REQUIREMENT :: When you copy the material, keep each line exactly as it appears.

EXERCISE MATERIAL ::
|---|

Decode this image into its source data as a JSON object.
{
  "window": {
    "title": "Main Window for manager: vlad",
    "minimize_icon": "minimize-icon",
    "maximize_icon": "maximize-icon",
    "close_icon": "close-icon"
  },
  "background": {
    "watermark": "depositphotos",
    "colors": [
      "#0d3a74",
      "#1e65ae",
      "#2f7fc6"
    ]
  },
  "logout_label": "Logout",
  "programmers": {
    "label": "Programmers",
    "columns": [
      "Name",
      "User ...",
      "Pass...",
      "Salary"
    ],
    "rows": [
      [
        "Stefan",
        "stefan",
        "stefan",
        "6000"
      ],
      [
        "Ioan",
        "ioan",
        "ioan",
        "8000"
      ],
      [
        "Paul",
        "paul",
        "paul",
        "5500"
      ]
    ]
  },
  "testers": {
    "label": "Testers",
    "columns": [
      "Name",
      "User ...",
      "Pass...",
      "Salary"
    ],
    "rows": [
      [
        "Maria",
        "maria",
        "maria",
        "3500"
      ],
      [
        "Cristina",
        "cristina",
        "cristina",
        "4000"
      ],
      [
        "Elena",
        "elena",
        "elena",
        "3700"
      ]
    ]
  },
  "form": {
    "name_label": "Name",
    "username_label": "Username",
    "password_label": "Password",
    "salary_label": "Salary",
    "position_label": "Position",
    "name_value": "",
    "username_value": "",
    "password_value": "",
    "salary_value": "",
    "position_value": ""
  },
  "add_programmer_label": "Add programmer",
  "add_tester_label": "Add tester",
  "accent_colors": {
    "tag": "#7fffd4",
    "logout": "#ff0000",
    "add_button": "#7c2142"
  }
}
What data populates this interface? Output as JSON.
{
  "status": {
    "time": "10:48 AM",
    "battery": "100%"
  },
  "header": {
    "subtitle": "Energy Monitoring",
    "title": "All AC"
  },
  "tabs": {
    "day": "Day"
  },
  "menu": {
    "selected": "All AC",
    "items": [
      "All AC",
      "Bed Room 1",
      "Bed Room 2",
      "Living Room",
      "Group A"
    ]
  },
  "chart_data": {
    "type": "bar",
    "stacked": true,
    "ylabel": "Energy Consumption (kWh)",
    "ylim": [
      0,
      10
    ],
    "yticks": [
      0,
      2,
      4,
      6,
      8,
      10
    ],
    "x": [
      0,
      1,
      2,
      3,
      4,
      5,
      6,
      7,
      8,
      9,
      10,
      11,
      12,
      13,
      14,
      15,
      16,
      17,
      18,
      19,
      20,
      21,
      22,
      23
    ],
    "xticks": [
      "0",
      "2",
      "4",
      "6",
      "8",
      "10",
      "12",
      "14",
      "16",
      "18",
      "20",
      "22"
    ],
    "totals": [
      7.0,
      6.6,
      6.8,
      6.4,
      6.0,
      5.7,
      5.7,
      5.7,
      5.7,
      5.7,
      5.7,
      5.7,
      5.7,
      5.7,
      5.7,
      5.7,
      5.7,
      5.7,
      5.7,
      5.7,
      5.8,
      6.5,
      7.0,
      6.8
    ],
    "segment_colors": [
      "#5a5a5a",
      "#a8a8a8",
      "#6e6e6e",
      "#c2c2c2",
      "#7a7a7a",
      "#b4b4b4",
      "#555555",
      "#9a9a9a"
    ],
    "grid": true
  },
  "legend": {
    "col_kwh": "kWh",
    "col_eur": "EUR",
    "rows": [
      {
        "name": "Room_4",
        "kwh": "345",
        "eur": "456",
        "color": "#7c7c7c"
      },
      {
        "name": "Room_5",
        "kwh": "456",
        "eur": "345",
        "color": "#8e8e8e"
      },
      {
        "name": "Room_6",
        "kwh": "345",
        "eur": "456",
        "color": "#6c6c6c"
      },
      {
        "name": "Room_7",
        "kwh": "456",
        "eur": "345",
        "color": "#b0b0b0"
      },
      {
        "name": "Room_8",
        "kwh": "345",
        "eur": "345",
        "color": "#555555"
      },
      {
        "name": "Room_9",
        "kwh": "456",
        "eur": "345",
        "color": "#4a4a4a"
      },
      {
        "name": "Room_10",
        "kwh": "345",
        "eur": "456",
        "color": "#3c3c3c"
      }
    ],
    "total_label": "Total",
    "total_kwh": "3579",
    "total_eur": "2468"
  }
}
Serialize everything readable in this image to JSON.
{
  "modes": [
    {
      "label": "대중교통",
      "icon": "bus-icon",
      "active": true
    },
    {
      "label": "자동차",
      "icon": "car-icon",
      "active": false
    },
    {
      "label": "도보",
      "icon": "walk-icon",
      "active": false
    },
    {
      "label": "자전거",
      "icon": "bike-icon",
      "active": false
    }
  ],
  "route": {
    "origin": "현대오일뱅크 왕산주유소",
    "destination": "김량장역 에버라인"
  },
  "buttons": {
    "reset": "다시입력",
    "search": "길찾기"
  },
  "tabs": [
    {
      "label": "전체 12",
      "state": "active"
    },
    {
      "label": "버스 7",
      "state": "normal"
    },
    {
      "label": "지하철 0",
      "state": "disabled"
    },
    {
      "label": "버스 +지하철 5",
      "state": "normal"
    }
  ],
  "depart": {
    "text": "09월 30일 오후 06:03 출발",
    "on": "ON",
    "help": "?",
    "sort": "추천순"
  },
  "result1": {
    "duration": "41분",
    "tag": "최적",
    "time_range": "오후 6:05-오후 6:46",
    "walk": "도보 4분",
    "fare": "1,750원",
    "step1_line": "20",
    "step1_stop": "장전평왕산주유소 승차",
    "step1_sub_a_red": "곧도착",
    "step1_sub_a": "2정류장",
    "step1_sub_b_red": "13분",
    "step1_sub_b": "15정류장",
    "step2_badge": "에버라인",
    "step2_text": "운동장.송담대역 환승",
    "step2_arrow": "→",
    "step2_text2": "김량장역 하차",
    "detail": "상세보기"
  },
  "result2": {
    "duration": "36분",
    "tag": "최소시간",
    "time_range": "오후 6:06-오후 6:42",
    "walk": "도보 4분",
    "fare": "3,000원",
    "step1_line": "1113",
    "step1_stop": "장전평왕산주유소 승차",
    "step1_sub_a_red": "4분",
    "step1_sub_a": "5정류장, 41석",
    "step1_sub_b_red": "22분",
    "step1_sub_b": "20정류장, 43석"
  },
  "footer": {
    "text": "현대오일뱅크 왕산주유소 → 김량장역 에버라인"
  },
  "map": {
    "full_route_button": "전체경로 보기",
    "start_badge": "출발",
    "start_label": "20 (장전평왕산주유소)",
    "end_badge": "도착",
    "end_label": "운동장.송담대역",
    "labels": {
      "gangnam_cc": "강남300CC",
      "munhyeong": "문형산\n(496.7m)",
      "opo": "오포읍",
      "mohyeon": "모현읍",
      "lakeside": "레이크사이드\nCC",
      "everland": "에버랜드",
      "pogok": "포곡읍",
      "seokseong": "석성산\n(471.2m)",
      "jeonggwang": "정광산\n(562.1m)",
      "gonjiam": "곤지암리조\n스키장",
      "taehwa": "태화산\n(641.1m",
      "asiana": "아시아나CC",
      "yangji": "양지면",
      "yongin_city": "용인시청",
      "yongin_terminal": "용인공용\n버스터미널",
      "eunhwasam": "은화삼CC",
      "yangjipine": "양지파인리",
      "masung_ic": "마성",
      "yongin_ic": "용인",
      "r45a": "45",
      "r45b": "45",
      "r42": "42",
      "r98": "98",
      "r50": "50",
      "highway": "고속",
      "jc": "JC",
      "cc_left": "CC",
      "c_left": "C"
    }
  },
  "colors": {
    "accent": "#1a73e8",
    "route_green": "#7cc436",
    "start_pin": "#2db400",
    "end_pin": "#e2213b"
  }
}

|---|

TASK ANSWER ::
Decode this image into its source data as a JSON object.
{
  "window": {
    "title": "Main Window for manager: vlad",
    "minimize_icon": "minimize-icon",
    "maximize_icon": "maximize-icon",
    "close_icon": "close-icon"
  },
  "background": {
    "watermark": "depositphotos",
    "colors": [
      "#0d3a74",
      "#1e65ae",
      "#2f7fc6"
    ]
  },
  "logout_label": "Logout",
  "programmers": {
    "label": "Programmers",
    "columns": [
      "Name",
      "User ...",
      "Pass...",
      "Salary"
    ],
    "rows": [
      [
        "Stefan",
        "stefan",
        "stefan",
        "6000"
      ],
      [
        "Ioan",
        "ioan",
        "ioan",
        "8000"
      ],
      [
        "Paul",
        "paul",
        "paul",
        "5500"
      ]
    ]
  },
  "testers": {
    "label": "Testers",
    "columns": [
      "Name",
      "User ...",
      "Pass...",
      "Salary"
    ],
    "rows": [
      [
        "Maria",
        "maria",
        "maria",
        "3500"
      ],
      [
        "Cristina",
        "cristina",
        "cristina",
        "4000"
      ],
      [
        "Elena",
        "elena",
        "elena",
        "3700"
      ]
    ]
  },
  "form": {
    "name_label": "Name",
    "username_label": "Username",
    "password_label": "Password",
    "salary_label": "Salary",
    "position_label": "Position",
    "name_value": "",
    "username_value": "",
    "password_value": "",
    "salary_value": "",
    "position_value": ""
  },
  "add_programmer_label": "Add programmer",
  "add_tester_label": "Add tester",
  "accent_colors": {
    "tag": "#7fffd4",
    "logout": "#ff0000",
    "add_button": "#7c2142"
  }
}
What data populates this interface? Output as JSON.
{
  "status": {
    "time": "10:48 AM",
    "battery": "100%"
  },
  "header": {
    "subtitle": "Energy Monitoring",
    "title": "All AC"
  },
  "tabs": {
    "day": "Day"
  },
  "menu": {
    "selected": "All AC",
    "items": [
      "All AC",
      "Bed Room 1",
      "Bed Room 2",
      "Living Room",
      "Group A"
    ]
  },
  "chart_data": {
    "type": "bar",
    "stacked": true,
    "ylabel": "Energy Consumption (kWh)",
    "ylim": [
      0,
      10
    ],
    "yticks": [
      0,
      2,
      4,
      6,
      8,
      10
    ],
    "x": [
      0,
      1,
      2,
      3,
      4,
      5,
      6,
      7,
      8,
      9,
      10,
      11,
      12,
      13,
      14,
      15,
      16,
      17,
      18,
      19,
      20,
      21,
      22,
      23
    ],
    "xticks": [
      "0",
      "2",
      "4",
      "6",
      "8",
      "10",
      "12",
      "14",
      "16",
      "18",
      "20",
      "22"
    ],
    "totals": [
      7.0,
      6.6,
      6.8,
      6.4,
      6.0,
      5.7,
      5.7,
      5.7,
      5.7,
      5.7,
      5.7,
      5.7,
      5.7,
      5.7,
      5.7,
      5.7,
      5.7,
      5.7,
      5.7,
      5.7,
      5.8,
      6.5,
      7.0,
      6.8
    ],
    "segment_colors": [
      "#5a5a5a",
      "#a8a8a8",
      "#6e6e6e",
      "#c2c2c2",
      "#7a7a7a",
      "#b4b4b4",
      "#555555",
      "#9a9a9a"
    ],
    "grid": true
  },
  "legend": {
    "col_kwh": "kWh",
    "col_eur": "EUR",
    "rows": [
      {
        "name": "Room_4",
        "kwh": "345",
        "eur": "456",
        "color": "#7c7c7c"
      },
      {
        "name": "Room_5",
        "kwh": "456",
        "eur": "345",
        "color": "#8e8e8e"
      },
      {
        "name": "Room_6",
        "kwh": "345",
        "eur": "456",
        "color": "#6c6c6c"
      },
      {
        "name": "Room_7",
        "kwh": "456",
        "eur": "345",
        "color": "#b0b0b0"
      },
      {
        "name": "Room_8",
        "kwh": "345",
        "eur": "345",
        "color": "#555555"
      },
      {
        "name": "Room_9",
        "kwh": "456",
        "eur": "345",
        "color": "#4a4a4a"
      },
      {
        "name": "Room_10",
        "kwh": "345",
        "eur": "456",
        "color": "#3c3c3c"
      }
    ],
    "total_label": "Total",
    "total_kwh": "3579",
    "total_eur": "2468"
  }
}
Serialize everything readable in this image to JSON.
{
  "modes": [
    {
      "label": "대중교통",
      "icon": "bus-icon",
      "active": true
    },
    {
      "label": "자동차",
      "icon": "car-icon",
      "active": false
    },
    {
      "label": "도보",
      "icon": "walk-icon",
      "active": false
    },
    {
      "label": "자전거",
      "icon": "bike-icon",
      "active": false
    }
  ],
  "route": {
    "origin": "현대오일뱅크 왕산주유소",
    "destination": "김량장역 에버라인"
  },
  "buttons": {
    "reset": "다시입력",
    "search": "길찾기"
  },
  "tabs": [
    {
      "label": "전체 12",
      "state": "active"
    },
    {
      "label": "버스 7",
      "state": "normal"
    },
    {
      "label": "지하철 0",
      "state": "disabled"
    },
    {
      "label": "버스 +지하철 5",
      "state": "normal"
    }
  ],
  "depart": {
    "text": "09월 30일 오후 06:03 출발",
    "on": "ON",
    "help": "?",
    "sort": "추천순"
  },
  "result1": {
    "duration": "41분",
    "tag": "최적",
    "time_range": "오후 6:05-오후 6:46",
    "walk": "도보 4분",
    "fare": "1,750원",
    "step1_line": "20",
    "step1_stop": "장전평왕산주유소 승차",
    "step1_sub_a_red": "곧도착",
    "step1_sub_a": "2정류장",
    "step1_sub_b_red": "13분",
    "step1_sub_b": "15정류장",
    "step2_badge": "에버라인",
    "step2_text": "운동장.송담대역 환승",
    "step2_arrow": "→",
    "step2_text2": "김량장역 하차",
    "detail": "상세보기"
  },
  "result2": {
    "duration": "36분",
    "tag": "최소시간",
    "time_range": "오후 6:06-오후 6:42",
    "walk": "도보 4분",
    "fare": "3,000원",
    "step1_line": "1113",
    "step1_stop": "장전평왕산주유소 승차",
    "step1_sub_a_red": "4분",
    "step1_sub_a": "5정류장, 41석",
    "step1_sub_b_red": "22분",
    "step1_sub_b": "20정류장, 43석"
  },
  "footer": {
    "text": "현대오일뱅크 왕산주유소 → 김량장역 에버라인"
  },
  "map": {
    "full_route_button": "전체경로 보기",
    "start_badge": "출발",
    "start_label": "20 (장전평왕산주유소)",
    "end_badge": "도착",
    "end_label": "운동장.송담대역",
    "labels": {
      "gangnam_cc": "강남300CC",
      "munhyeong": "문형산\n(496.7m)",
      "opo": "오포읍",
      "mohyeon": "모현읍",
      "lakeside": "레이크사이드\nCC",
      "everland": "에버랜드",
      "pogok": "포곡읍",
      "seokseong": "석성산\n(471.2m)",
      "jeonggwang": "정광산\n(562.1m)",
      "gonjiam": "곤지암리조\n스키장",
      "taehwa": "태화산\n(641.1m",
      "asiana": "아시아나CC",
      "yangji": "양지면",
      "yongin_city": "용인시청",
      "yongin_terminal": "용인공용\n버스터미널",
      "eunhwasam": "은화삼CC",
      "yangjipine": "양지파인리",
      "masung_ic": "마성",
      "yongin_ic": "용인",
      "r45a": "45",
      "r45b": "45",
      "r42": "42",
      "r98": "98",
      "r50": "50",
      "highway": "고속",
      "jc": "JC",
      "cc_left": "CC",
      "c_left": "C"
    }
  },
  "colors": {
    "accent": "#1a73e8",
    "route_green": "#7cc436",
    "start_pin": "#2db400",
    "end_pin": "#e2213b"
  }
}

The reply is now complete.